Jon Nelson and Alysia Wolf use Instagram to communicate about Oregon's unique wildlife. As biologists and communicators, they translate the critters and the places they explore through the lenses of cameras and trail cameras to bring them to life while making sure they're protected and undisturbed. We talked to them about how to watch wildlife and explore Oregon's amazing places without leaving an impact or stressing out our amazing wild animals.
Oregon supports diverse waterfowl populations, from sea ducks in coastal saltwater to puddle ducks in the alkali basins of southeast Oregon. You might think you need lots of gear (decoys, boats, a trained dog) to hunt ducks and geese, but you don’t. All of these things are nice but not necessary. All you really need is a hunting license/tag, shotgun, shells and some basic identification skills.
The number of big game hunters using blinds has increased over the last 20 years. Be sure to follow regulations if you plan to use them on federal land.
A guide to the field identification of bull trout, brook trout, and their hybrids.
The Western Oregon Fee Pheasant Hunts offer new hunters a chance to hone their skills in a hunt that’s close to home and offers a good chance of bagging some birds.
We spent some time with biologist Jamie Bowles talking about her research of Sierra Nevada Red Fox in Oregon's Cascade Mountains. Populations of Sierra Nevada Red Fox in California are declining, so the Oregon research may end up helping any recovery efforts as biologists look at the life history strategies of these unique, high-elevation foxes in different states.
ODFW wildlife biologists offer a look at the habitat conditions and hunting outlook for the upcoming season.
The Beaver State Podcast takes you on a road trip through the Ochoco Mountains with district wildlife biologist Greg Jackle to explore the region's habitat, wildlife and recreational opportunities.
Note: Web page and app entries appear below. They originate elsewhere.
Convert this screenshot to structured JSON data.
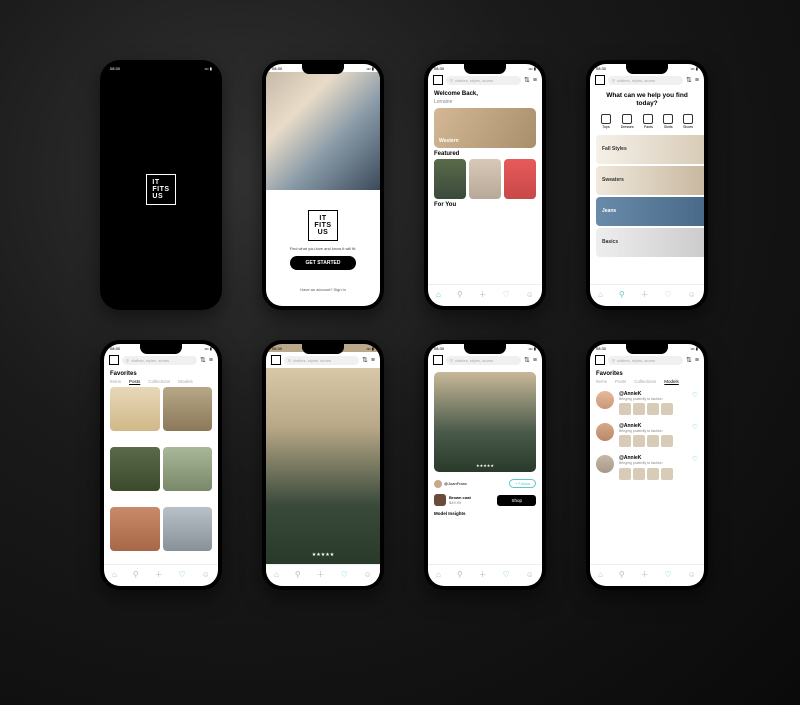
{
  "status_time": "08:30",
  "brand": {
    "line1": "IT",
    "line2": "FITS",
    "line3": "US"
  },
  "onboarding": {
    "tagline": "Find what you love and know it will fit.",
    "cta": "GET STARTED",
    "signin": "Have an account? Sign in"
  },
  "search_placeholder": "clothes, styles, stores",
  "home": {
    "welcome": "Welcome Back,",
    "name": "Lorraine",
    "hero_label": "Western",
    "featured": "Featured",
    "foryou": "For You"
  },
  "discover": {
    "title": "What can we help you find today?",
    "cats": [
      "Tops",
      "Dresses",
      "Pants",
      "Skirts",
      "Shoes"
    ],
    "strips": [
      "Fall Styles",
      "Sweaters",
      "Jeans",
      "Basics"
    ]
  },
  "favorites": {
    "title": "Favorites",
    "tabs": [
      "Items",
      "Posts",
      "Collections",
      "Models"
    ]
  },
  "product": {
    "user": "@JoanFranc",
    "follow": "+ Follow",
    "name": "Brown coat",
    "price": "$49.99",
    "shop": "Shop",
    "insights": "Model Insights"
  },
  "models": [
    {
      "handle": "@AnnieK",
      "bio": "Bringing positivity to fashion"
    },
    {
      "handle": "@AnnieK",
      "bio": "Bringing positivity to fashion"
    },
    {
      "handle": "@AnnieK",
      "bio": "Bringing positivity to fashion"
    }
  ],
  "nav": {
    "home": "⌂",
    "search": "⚲",
    "add": "＋",
    "heart": "♡",
    "user": "☺"
  }
}
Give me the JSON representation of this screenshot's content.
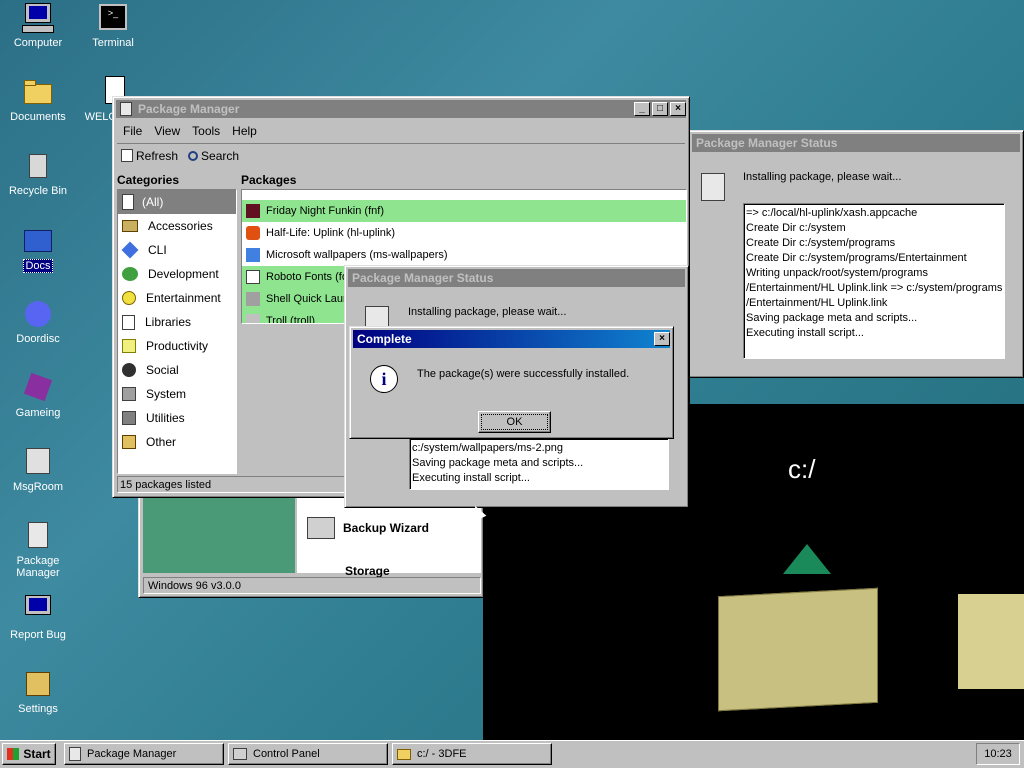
{
  "desktop_icons": [
    {
      "label": "Computer"
    },
    {
      "label": "Terminal"
    },
    {
      "label": "Documents"
    },
    {
      "label": "WELCOME"
    },
    {
      "label": "Recycle Bin"
    },
    {
      "label": "Docs"
    },
    {
      "label": "Doordisc"
    },
    {
      "label": "Gameing"
    },
    {
      "label": "MsgRoom"
    },
    {
      "label": "Package Manager"
    },
    {
      "label": "Report Bug"
    },
    {
      "label": "Settings"
    }
  ],
  "pm": {
    "title": "Package Manager",
    "menu": [
      "File",
      "View",
      "Tools",
      "Help"
    ],
    "refresh": "Refresh",
    "search": "Search",
    "categories_header": "Categories",
    "packages_header": "Packages",
    "categories": [
      "(All)",
      "Accessories",
      "CLI",
      "Development",
      "Entertainment",
      "Libraries",
      "Productivity",
      "Social",
      "System",
      "Utilities",
      "Other"
    ],
    "packages": [
      "Friday Night Funkin (fnf)",
      "Half-Life: Uplink (hl-uplink)",
      "Microsoft wallpapers (ms-wallpapers)",
      "Roboto Fonts (fo",
      "Shell Quick Laun",
      "Troll (troll)"
    ],
    "status": "15 packages listed"
  },
  "status_back": {
    "title": "Package Manager Status",
    "message": "Installing package, please wait...",
    "log": [
      "=> c:/local/hl-uplink/xash.appcache",
      "Create Dir c:/system",
      "Create Dir c:/system/programs",
      "Create Dir c:/system/programs/Entertainment",
      "Writing unpack/root/system/programs",
      "/Entertainment/HL Uplink.link => c:/system/programs",
      "/Entertainment/HL Uplink.link",
      "Saving package meta and scripts...",
      "Executing install script..."
    ]
  },
  "status_front": {
    "title": "Package Manager Status",
    "message": "Installing package, please wait...",
    "log": [
      "c:/system/wallpapers/ms-2.png",
      "Saving package meta and scripts...",
      "Executing install script..."
    ]
  },
  "dialog": {
    "title": "Complete",
    "message": "The package(s) were successfully installed.",
    "ok": "OK"
  },
  "control_panel": {
    "items": [
      "Backup Wizard",
      "Storage"
    ],
    "version": "Windows 96 v3.0.0"
  },
  "viewer": {
    "path": "c:/"
  },
  "taskbar": {
    "start": "Start",
    "tasks": [
      "Package Manager",
      "Control Panel",
      "c:/ - 3DFE"
    ],
    "clock": "10:23"
  },
  "colors": {
    "desktop": "#2f7d90",
    "titlebar_active": "#000080",
    "installed_highlight": "#8fe58f"
  }
}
This permit allows hunters with certain disabilities to use a draw locking device attached to the riser of a modern compound bow to help hold the bow at full draw.
Just a few miles south of Newport, the town of Waldport (population 2,000) is on the shores of Alsea Bay. It is one of Oregon’s estuaries that does not have jetties at the ocean entrance. Strong outgoing tides and ocean swell can make boating near the mouth of the bay more dangerous. Use caution and be prepared if you crab in this area.
The 2021-22 Oregon game bird seasons look promising with pheasant, quail and chukar numbers steady in the east, forest grouse holding the line in the west. However, duck populations and habitat conditions are not as promising.
Band-tailed pigeons nearly went the way of their now-extinct cousins, passenger pigeons. But these mountain-dwelling pigeons got a reprieve from market hunting through the passage of the Migratory Bird Treaty Act and have since recovered as a species. For this episode, we talked to ODFW migratory gamebird coordinator Brandon Reishus and U.S. Fish and Wildlife Service Pacific Flyway Representative Todd Sanders to learn more about the biology and life history strategy of these fascinating forest pigeons that are among the most fun and challenging of gamebirds to hunt.
Wild steelhead mortalities are generally low under normal fishing regulations. But with several years of low runs, many anglers are wondering what extra steps they can take to avoid hooking a steelhead while they’re fishing.
Black-tailed deer are called Pacific ghosts for a reason. They can be amazingly elusive thanks to a highly developed sense of place. We talked to Douglas District Wildlife Biologist Tod Lum and Charleston District Wildlife Biologist Stuart Love about black-tailed deer biology, life history strategy and what it takes to pursue these amazing deer across some of the thickest, rain-saturated terrain in the Oregon Coast Range or high up in the heavily timbered Cascade Mountains.
Mussel fatigue, it's a thing. In fact, our freshwater mussels are strained and in need of some attention. This week's Beaver State Podcast looks at Oregon's freshwater mussels through the lens of a large-scale habitat improvement project along Murderer's Creek in the John Day Basin. This creek happens to have very high mussel populations, so biologists are studying the impacts of the habitat improvements on the local mussel populations and trying to answer the question: What happens when you move a mussel?
Coos Bay is Oregon’s largest bay. The lower bay (areas from the ocean entrance to the airport) is “marine dominated”, meaning there is little freshwater influence, and offers some of Oregon’s most productive shellfishing opportunities.
hunts made possible through ODFW Access and Habitat Program, support from OHA Rogue Valley, and the C2 Cattle Company
C2 Ranch - 10,000 acre ranch near Medford